> **WORK REQUIRED**
An exact printout of all the entries is required.

Dataset rows for apps and sites
<<<<

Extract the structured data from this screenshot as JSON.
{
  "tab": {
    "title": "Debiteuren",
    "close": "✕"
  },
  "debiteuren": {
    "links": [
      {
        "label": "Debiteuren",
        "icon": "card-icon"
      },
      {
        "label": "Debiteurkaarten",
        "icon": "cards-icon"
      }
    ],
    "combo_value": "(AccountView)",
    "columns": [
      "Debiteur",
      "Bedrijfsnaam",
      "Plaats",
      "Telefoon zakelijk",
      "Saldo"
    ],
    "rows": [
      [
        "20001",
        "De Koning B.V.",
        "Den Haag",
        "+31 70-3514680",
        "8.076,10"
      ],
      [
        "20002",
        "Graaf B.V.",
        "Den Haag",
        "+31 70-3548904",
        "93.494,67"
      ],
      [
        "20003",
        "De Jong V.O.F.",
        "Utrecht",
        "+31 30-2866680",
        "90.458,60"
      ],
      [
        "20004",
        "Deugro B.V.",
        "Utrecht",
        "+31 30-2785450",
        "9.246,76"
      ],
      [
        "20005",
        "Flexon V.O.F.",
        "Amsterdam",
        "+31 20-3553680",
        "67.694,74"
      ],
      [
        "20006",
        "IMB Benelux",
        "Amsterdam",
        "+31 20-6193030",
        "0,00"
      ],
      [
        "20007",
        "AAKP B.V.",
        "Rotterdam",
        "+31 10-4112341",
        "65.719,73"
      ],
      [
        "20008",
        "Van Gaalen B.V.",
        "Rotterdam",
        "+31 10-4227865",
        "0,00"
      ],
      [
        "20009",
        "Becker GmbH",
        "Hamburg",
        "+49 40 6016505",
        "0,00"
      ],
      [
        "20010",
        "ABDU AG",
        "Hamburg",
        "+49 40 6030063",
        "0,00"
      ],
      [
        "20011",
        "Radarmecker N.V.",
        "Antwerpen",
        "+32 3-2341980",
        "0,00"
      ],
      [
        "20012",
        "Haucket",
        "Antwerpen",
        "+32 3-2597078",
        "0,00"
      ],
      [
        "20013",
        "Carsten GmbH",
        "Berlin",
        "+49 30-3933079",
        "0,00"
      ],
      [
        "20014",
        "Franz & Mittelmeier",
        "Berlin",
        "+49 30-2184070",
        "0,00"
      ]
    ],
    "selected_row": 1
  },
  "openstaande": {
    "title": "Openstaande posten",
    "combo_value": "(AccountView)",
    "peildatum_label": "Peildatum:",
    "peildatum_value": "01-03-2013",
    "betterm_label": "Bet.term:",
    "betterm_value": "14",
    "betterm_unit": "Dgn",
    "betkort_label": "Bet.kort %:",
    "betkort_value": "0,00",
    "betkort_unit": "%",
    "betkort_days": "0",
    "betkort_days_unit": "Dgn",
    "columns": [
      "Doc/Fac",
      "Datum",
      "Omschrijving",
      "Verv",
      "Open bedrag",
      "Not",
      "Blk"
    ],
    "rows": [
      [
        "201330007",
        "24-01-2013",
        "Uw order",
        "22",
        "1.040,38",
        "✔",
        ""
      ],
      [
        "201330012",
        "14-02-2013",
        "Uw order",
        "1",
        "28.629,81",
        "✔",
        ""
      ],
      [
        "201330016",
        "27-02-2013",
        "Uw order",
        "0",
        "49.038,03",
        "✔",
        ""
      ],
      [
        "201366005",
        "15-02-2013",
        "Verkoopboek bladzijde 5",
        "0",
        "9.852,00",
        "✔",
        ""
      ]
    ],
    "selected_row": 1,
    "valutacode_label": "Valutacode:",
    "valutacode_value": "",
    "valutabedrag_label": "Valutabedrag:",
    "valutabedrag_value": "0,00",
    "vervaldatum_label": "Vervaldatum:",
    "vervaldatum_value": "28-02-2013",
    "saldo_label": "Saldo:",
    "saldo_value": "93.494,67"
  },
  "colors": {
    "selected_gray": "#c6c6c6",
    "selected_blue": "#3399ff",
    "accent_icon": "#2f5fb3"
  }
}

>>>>

> **RESPONSE FOR THIS EXERCISE**
Extract the structured data from this screenshot as JSON.
{
  "tab": {
    "title": "Debiteuren",
    "close": "✕"
  },
  "debiteuren": {
    "links": [
      {
        "label": "Debiteuren",
        "icon": "card-icon"
      },
      {
        "label": "Debiteurkaarten",
        "icon": "cards-icon"
      }
    ],
    "combo_value": "(AccountView)",
    "columns": [
      "Debiteur",
      "Bedrijfsnaam",
      "Plaats",
      "Telefoon zakelijk",
      "Saldo"
    ],
    "rows": [
      [
        "20001",
        "De Koning B.V.",
        "Den Haag",
        "+31 70-3514680",
        "8.076,10"
      ],
      [
        "20002",
        "Graaf B.V.",
        "Den Haag",
        "+31 70-3548904",
        "93.494,67"
      ],
      [
        "20003",
        "De Jong V.O.F.",
        "Utrecht",
        "+31 30-2866680",
        "90.458,60"
      ],
      [
        "20004",
        "Deugro B.V.",
        "Utrecht",
        "+31 30-2785450",
        "9.246,76"
      ],
      [
        "20005",
        "Flexon V.O.F.",
        "Amsterdam",
        "+31 20-3553680",
        "67.694,74"
      ],
      [
        "20006",
        "IMB Benelux",
        "Amsterdam",
        "+31 20-6193030",
        "0,00"
      ],
      [
        "20007",
        "AAKP B.V.",
        "Rotterdam",
        "+31 10-4112341",
        "65.719,73"
      ],
      [
        "20008",
        "Van Gaalen B.V.",
        "Rotterdam",
        "+31 10-4227865",
        "0,00"
      ],
      [
        "20009",
        "Becker GmbH",
        "Hamburg",
        "+49 40 6016505",
        "0,00"
      ],
      [
        "20010",
        "ABDU AG",
        "Hamburg",
        "+49 40 6030063",
        "0,00"
      ],
      [
        "20011",
        "Radarmecker N.V.",
        "Antwerpen",
        "+32 3-2341980",
        "0,00"
      ],
      [
        "20012",
        "Haucket",
        "Antwerpen",
        "+32 3-2597078",
        "0,00"
      ],
      [
        "20013",
        "Carsten GmbH",
        "Berlin",
        "+49 30-3933079",
        "0,00"
      ],
      [
        "20014",
        "Franz & Mittelmeier",
        "Berlin",
        "+49 30-2184070",
        "0,00"
      ]
    ],
    "selected_row": 1
  },
  "openstaande": {
    "title": "Openstaande posten",
    "combo_value": "(AccountView)",
    "peildatum_label": "Peildatum:",
    "peildatum_value": "01-03-2013",
    "betterm_label": "Bet.term:",
    "betterm_value": "14",
    "betterm_unit": "Dgn",
    "betkort_label": "Bet.kort %:",
    "betkort_value": "0,00",
    "betkort_unit": "%",
    "betkort_days": "0",
    "betkort_days_unit": "Dgn",
    "columns": [
      "Doc/Fac",
      "Datum",
      "Omschrijving",
      "Verv",
      "Open bedrag",
      "Not",
      "Blk"
    ],
    "rows": [
      [
        "201330007",
        "24-01-2013",
        "Uw order",
        "22",
        "1.040,38",
        "✔",
        ""
      ],
      [
        "201330012",
        "14-02-2013",
        "Uw order",
        "1",
        "28.629,81",
        "✔",
        ""
      ],
      [
        "201330016",
        "27-02-2013",
        "Uw order",
        "0",
        "49.038,03",
        "✔",
        ""
      ],
      [
        "201366005",
        "15-02-2013",
        "Verkoopboek bladzijde 5",
        "0",
        "9.852,00",
        "✔",
        ""
      ]
    ],
    "selected_row": 1,
    "valutacode_label": "Valutacode:",
    "valutacode_value": "",
    "valutabedrag_label": "Valutabedrag:",
    "valutabedrag_value": "0,00",
    "vervaldatum_label": "Vervaldatum:",
    "vervaldatum_value": "28-02-2013",
    "saldo_label": "Saldo:",
    "saldo_value": "93.494,67"
  },
  "colors": {
    "selected_gray": "#c6c6c6",
    "selected_blue": "#3399ff",
    "accent_icon": "#2f5fb3"
  }
}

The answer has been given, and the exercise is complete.